istence of a personal God.--Nature of the World and the Soul.- The ideal Theory, Generals or Types.- Reminiscence.--Transmigration.Plato's political Institutions. — His Republic. — His Proofs of the
Immortality of the Soul.-Criticism on his Doctrines. RISE OF THE SCEPTICS, who conduct the higher Analysis of Ethical
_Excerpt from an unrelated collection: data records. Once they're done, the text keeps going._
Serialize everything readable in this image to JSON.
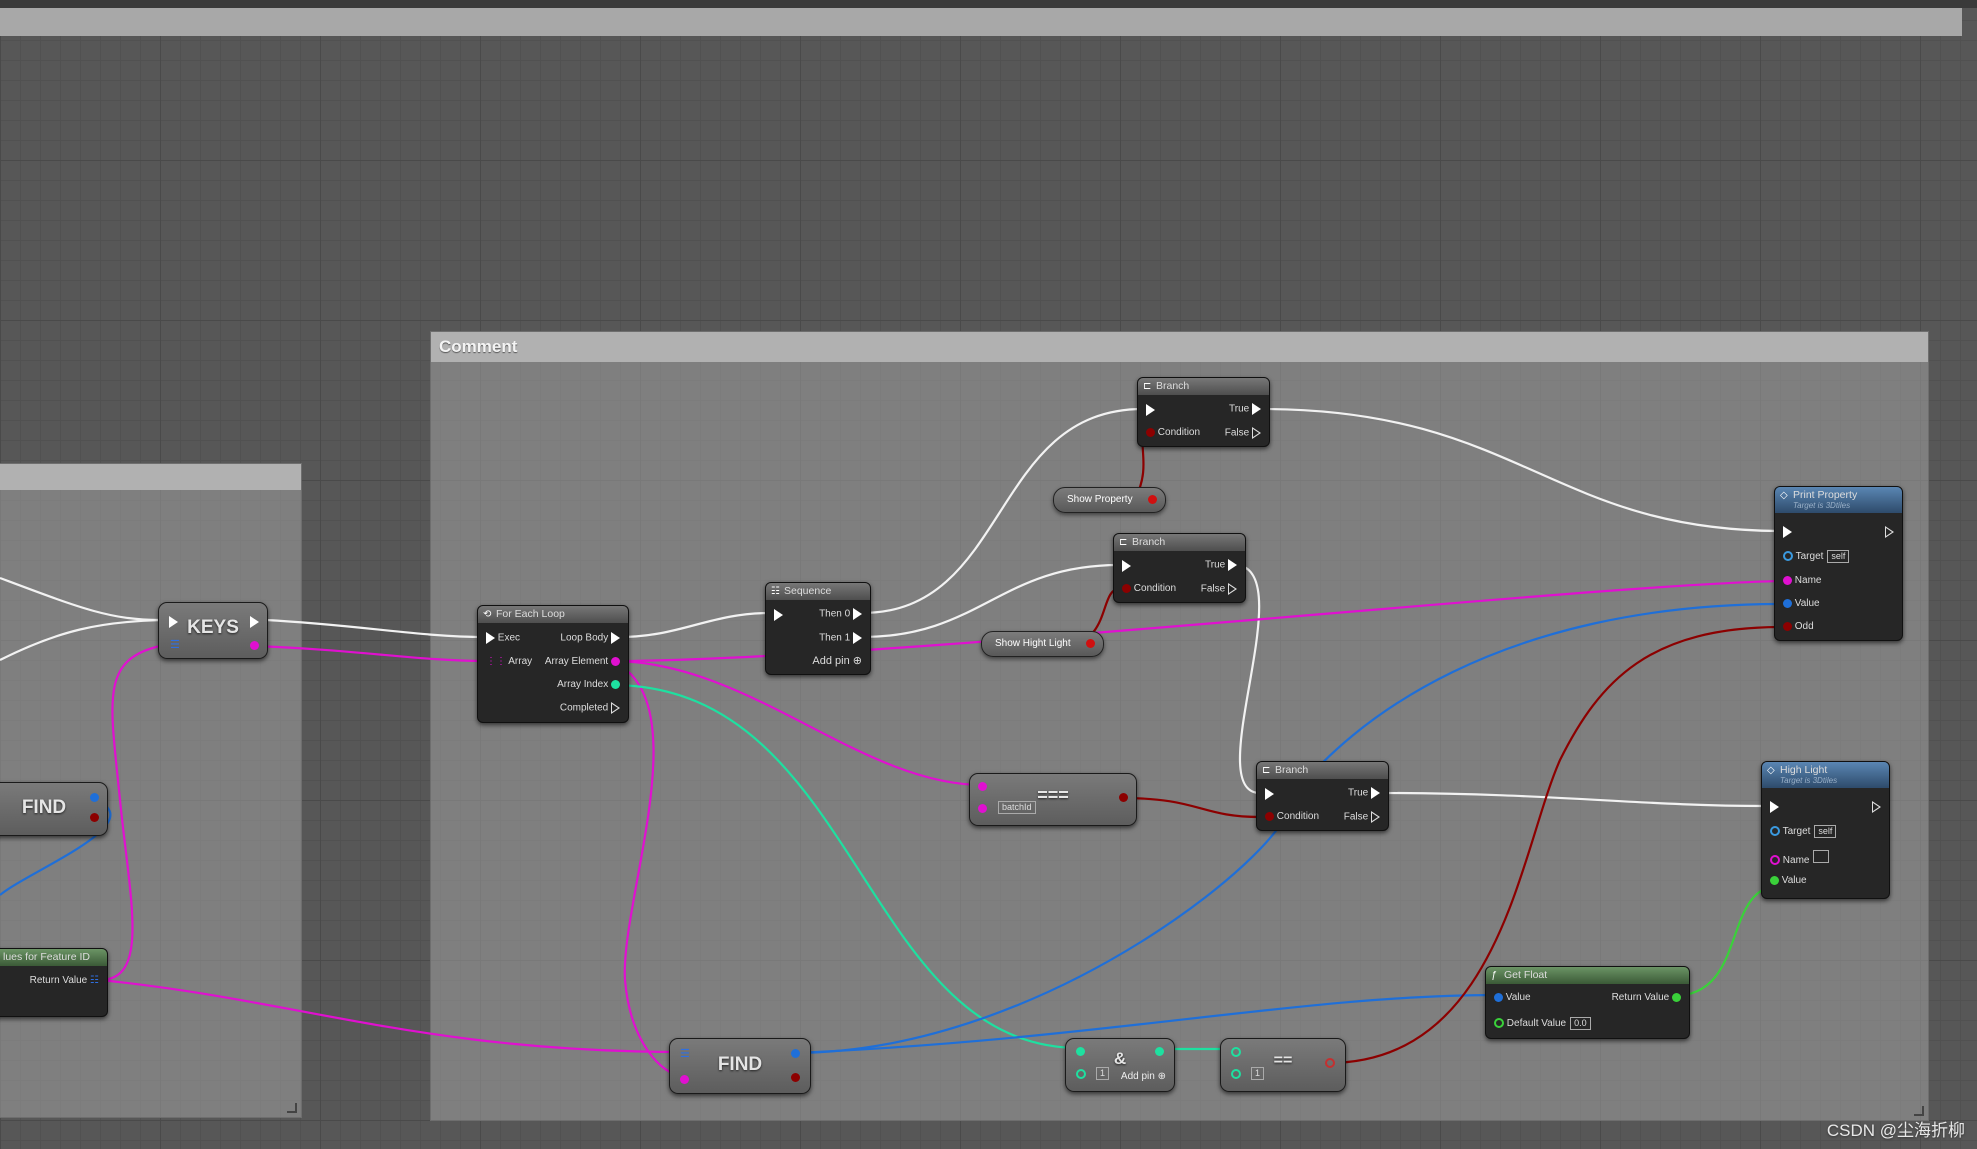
{
  "comment_main": {
    "title": "Comment"
  },
  "nodes": {
    "keys": {
      "title": "KEYS"
    },
    "find_left": {
      "title": "FIND"
    },
    "feature": {
      "title": "lues for Feature ID",
      "return_value": "Return Value"
    },
    "for_each": {
      "title": "For Each Loop",
      "exec": "Exec",
      "array": "Array",
      "loop_body": "Loop Body",
      "array_element": "Array Element",
      "array_index": "Array Index",
      "completed": "Completed"
    },
    "sequence": {
      "title": "Sequence",
      "then0": "Then 0",
      "then1": "Then 1",
      "add_pin": "Add pin"
    },
    "branch1": {
      "title": "Branch",
      "condition": "Condition",
      "true": "True",
      "false": "False"
    },
    "branch2": {
      "title": "Branch",
      "condition": "Condition",
      "true": "True",
      "false": "False"
    },
    "branch3": {
      "title": "Branch",
      "condition": "Condition",
      "true": "True",
      "false": "False"
    },
    "show_property": {
      "label": "Show Property"
    },
    "show_highlight": {
      "label": "Show Hight Light"
    },
    "equals_str": {
      "symbol": "===",
      "input": "batchId"
    },
    "print_property": {
      "title": "Print Property",
      "subtitle": "Target is 3Dtiles",
      "target": "Target",
      "target_val": "self",
      "name": "Name",
      "value": "Value",
      "odd": "Odd"
    },
    "high_light": {
      "title": "High Light",
      "subtitle": "Target is 3Dtiles",
      "target": "Target",
      "target_val": "self",
      "name": "Name",
      "value": "Value"
    },
    "get_float": {
      "title": "Get Float",
      "value": "Value",
      "return_value": "Return Value",
      "default_value": "Default Value",
      "default_val": "0.0"
    },
    "find_bottom": {
      "title": "FIND"
    },
    "and_node": {
      "symbol": "&",
      "val": "1",
      "add_pin": "Add pin"
    },
    "equals_int": {
      "symbol": "==",
      "val": "1"
    }
  },
  "watermark": "CSDN @尘海折柳",
  "colors": {
    "exec": "#ffffff",
    "bool": "#8c0000",
    "string": "#e010d0",
    "int": "#1ee0a0",
    "float": "#3ad13a",
    "struct": "#1f6fd8"
  }
}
Philosophy.-Pyrrho demonstrates the Uncertainty of Knowledge. Inevitable Passage into tranquil Indifference, Quietude, and Irreligion, as recommended by Epicurus.—Decomposition of the Socratic and Platonic Systems in the later Academies.—Their Errors and Duplicities, -End of the Greek Age of Faith . . . . . . . . . 143
Spread of Christianity from Syria.-Its Antagonism to Imperialism.
their Conflicts.-Position of Affairs under Diocletian.—The Policy of Constantine.—He avails himself of the Christian Party, and through it attains supreme Power.-His personal Relations to it. The Trinitarian Controversy.-Story of Arius.—The Council of Nicea. The Progress of the Bishop of Rome to Supremacy. — The Roman
Church ; its primitive subordinate Position.—Causes of its increasing Wealth, Influence, and Corruptions. — Stages of its Advancement through the Pelagian, Nestorian, and Eutychian Disputes.—Rivalry
of the Bishops of Constantinople, Alexandria, and Rome. Necessity of a Pontiff in the West and ecclesiastical Councils in the East.
-Nature of those Councils and of pontifical Power. The Period closes at the Capture and Sack of Rome by Alaric.—Defence
of that Event by St. Augustine.-Criticism on his Writings. Character of the Progress of Thought through this Period.- Destiny of
the three great Bishops . . . . . . . . . Page 266
AGE OF FAITH IN THE EAST.
State. The consequent Paganization of Religion and Persecution of
Philosophy. Political Necessity for the enforcement of Patristicism, or Science of the
Fathers.—Its peculiar Doctrines. Obliteration of the Vestiges of Greek Knowledge by Patristicism.- The
Libraries and Serapion of Alexandria.-Destruction of the latter by Theodosius.- Death of Hypatia.-E.ctinction of Learning in the East by Cyril, his Associates and Successors . . . . . . . 308
THE THREE ATTACKS, VANDAL, PERSIAN, ARAB.
Province by Justinian after great Calamities.